A Page out of history: Page, Arizona Business District, 1957. Image Credit: Petey Lloyd Dietz
One of the largest – and most controversial – government projects of the 1950s and 1960s was the construction of Arizona’s Glen Canyon Dam and the ensuing creation of Lake Powell. Those in favor of sufficient supplies of water and electric power for the western states, and those in favor of preserving our nation’s natural landscape were in conflict from the very beginning of the project and continue so to this day.
Page, Arizona in 1958
Page, Arizona today
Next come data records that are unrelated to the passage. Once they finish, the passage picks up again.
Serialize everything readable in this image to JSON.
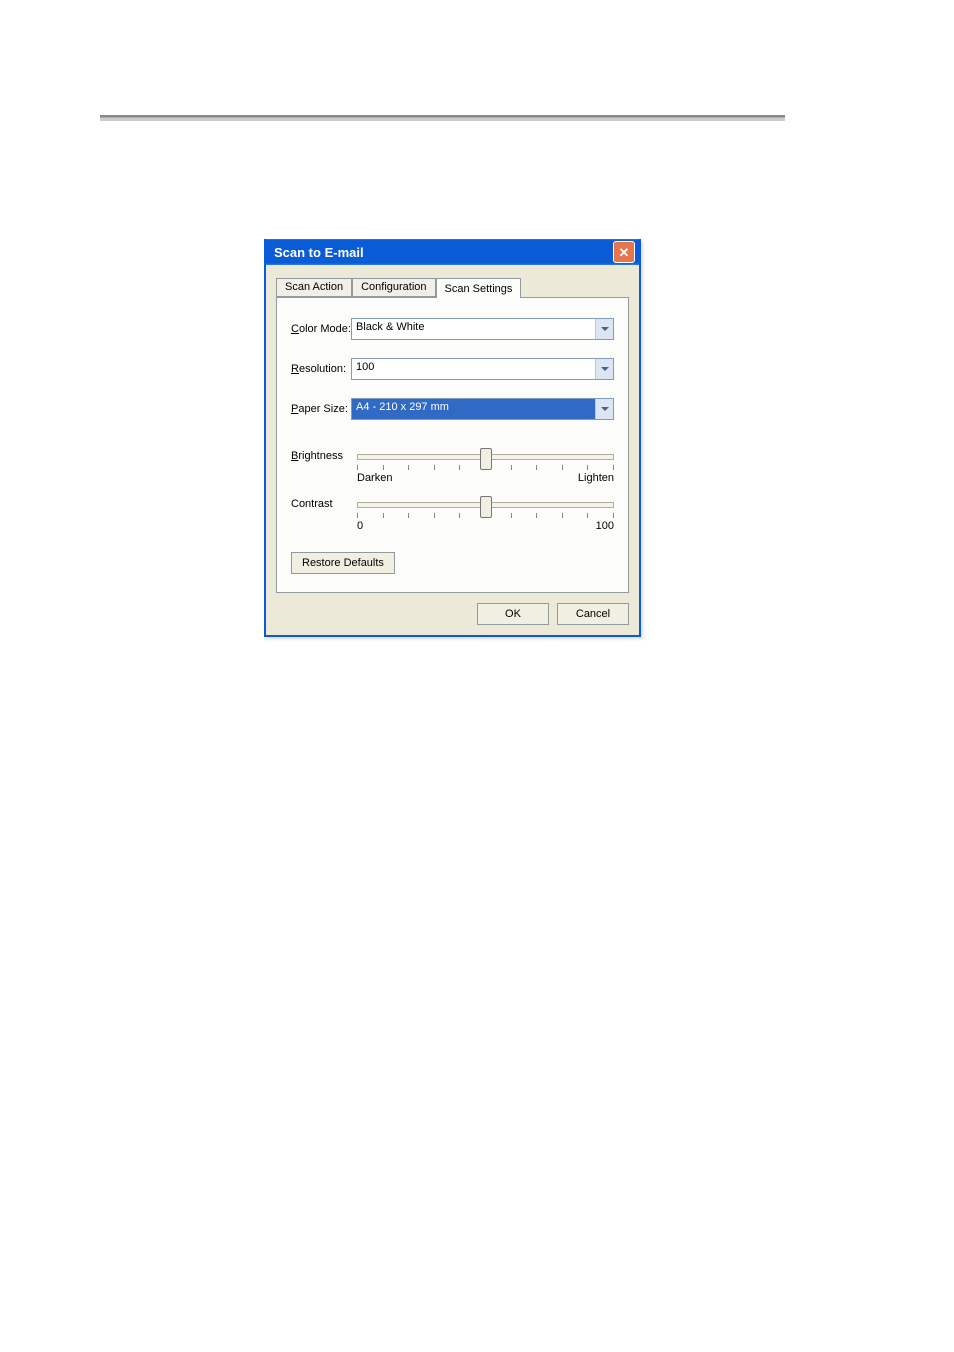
{
  "dialog": {
    "title": "Scan to E-mail",
    "tabs": {
      "scanAction": "Scan Action",
      "configuration": "Configuration",
      "scanSettings": "Scan Settings"
    },
    "fields": {
      "colorMode": {
        "label": "Color Mode:",
        "value": "Black & White"
      },
      "resolution": {
        "label": "Resolution:",
        "value": "100"
      },
      "paperSize": {
        "label": "Paper Size:",
        "value": "A4 - 210 x 297 mm"
      },
      "brightness": {
        "label": "Brightness",
        "leftLabel": "Darken",
        "rightLabel": "Lighten",
        "position": 50
      },
      "contrast": {
        "label": "Contrast",
        "leftLabel": "0",
        "rightLabel": "100",
        "position": 50
      }
    },
    "buttons": {
      "restore": "Restore Defaults",
      "ok": "OK",
      "cancel": "Cancel"
    }
  }
}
Situated on Manson Mesa, overlooking the Glen Canyon Dam and Lake Powell, Page, Arizona has grown from a temporary tract of trailers to a city of over 7500 people. The original trailer community, know initially as Government Camp, formed in 1957 to provide housing for project workers and their families. Additional land was added in 1958, after a 24 square-mile land swap with the nearby Navajo Nation. Streets were laid out as part of a plan for future housing, shops, schools and churches. From the start of construction in 1956 until completion of the dam, power station and associated infrastructure in 1966, lives were lived and memories were created by families drawn to an outpost on the wild and beautiful border of Utah and Arizona.
One of those families belonged to Mike Adams. Mike’s father was a pilot and their first home was at the airport. They arrived in 1959 or 1960, Mike recalls, and he started attending 1st grade. His family moved quite a bit, including time in trailer courts (where he watched the Beatles on Ed Sullivan), apartments, and park ranger housing. When he was in high school, the family moved into a house his father built on Date Street and First Ave. As Mike writes in his blog, his “first bike, first girlfriend, first job, first bank account, first car, first home of my own, and first wife (and only wife – we’re still married)” all happened in Page, as the town came to be called in 1975. He no longer lives there but he has found a way to reconnect with his past and his friends through his photo blog of Page history.
With his permission, here are a few of the great photos he and his friends have shared on his site:
The MCS Trailer Court. Image Credit: Petey Lloyd Dietz
The Men’s Store. Image Credit: USBR
Ernie Severino inside the original Page Jewelers. Image Credit: Ernie Severino, Jr.
The best histories always include the history of individuals and the real lives they lived. Mike writes well and has great memories to share. Thank you, Mike, for sharing your history with us.
Image Credit (Page, AZ): City of Page, Arizona website